**Required work**
Pull out every line below containing the word "Shadows".

**Data excerpts**
+ + + +

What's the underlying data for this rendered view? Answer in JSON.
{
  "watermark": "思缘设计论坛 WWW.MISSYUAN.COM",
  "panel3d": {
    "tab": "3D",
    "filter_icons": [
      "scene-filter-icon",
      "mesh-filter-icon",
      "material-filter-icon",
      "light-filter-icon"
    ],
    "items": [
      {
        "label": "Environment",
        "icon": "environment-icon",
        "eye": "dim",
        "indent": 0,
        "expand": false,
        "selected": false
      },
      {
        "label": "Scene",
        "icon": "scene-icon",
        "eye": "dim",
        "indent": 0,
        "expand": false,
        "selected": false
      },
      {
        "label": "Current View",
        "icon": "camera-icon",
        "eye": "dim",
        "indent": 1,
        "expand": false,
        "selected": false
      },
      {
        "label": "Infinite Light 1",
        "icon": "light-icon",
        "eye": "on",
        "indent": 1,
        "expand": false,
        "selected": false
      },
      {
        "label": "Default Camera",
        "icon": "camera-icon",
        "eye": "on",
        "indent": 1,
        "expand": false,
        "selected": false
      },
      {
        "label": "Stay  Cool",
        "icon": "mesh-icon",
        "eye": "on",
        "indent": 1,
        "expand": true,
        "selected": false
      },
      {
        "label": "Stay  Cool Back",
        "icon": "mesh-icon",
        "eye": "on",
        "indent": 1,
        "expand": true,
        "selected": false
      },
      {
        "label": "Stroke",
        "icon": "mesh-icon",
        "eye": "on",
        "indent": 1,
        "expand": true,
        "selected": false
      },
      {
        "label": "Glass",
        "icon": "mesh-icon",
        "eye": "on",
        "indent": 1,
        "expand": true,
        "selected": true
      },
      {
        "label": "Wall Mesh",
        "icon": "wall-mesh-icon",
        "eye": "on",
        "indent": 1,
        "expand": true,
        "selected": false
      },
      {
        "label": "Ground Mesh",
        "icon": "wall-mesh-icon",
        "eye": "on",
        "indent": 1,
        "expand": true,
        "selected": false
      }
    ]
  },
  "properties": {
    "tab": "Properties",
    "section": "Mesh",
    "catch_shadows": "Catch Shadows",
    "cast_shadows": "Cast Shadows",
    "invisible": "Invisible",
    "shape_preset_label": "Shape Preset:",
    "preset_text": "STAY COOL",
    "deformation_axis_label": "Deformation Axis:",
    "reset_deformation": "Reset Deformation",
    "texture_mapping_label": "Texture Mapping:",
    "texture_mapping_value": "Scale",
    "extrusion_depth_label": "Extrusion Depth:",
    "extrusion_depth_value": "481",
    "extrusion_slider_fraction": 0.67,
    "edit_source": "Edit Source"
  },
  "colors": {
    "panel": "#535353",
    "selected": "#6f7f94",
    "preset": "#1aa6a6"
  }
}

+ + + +

**Result below**
    "catch_shadows": "Catch Shadows",
    "cast_shadows": "Cast Shadows",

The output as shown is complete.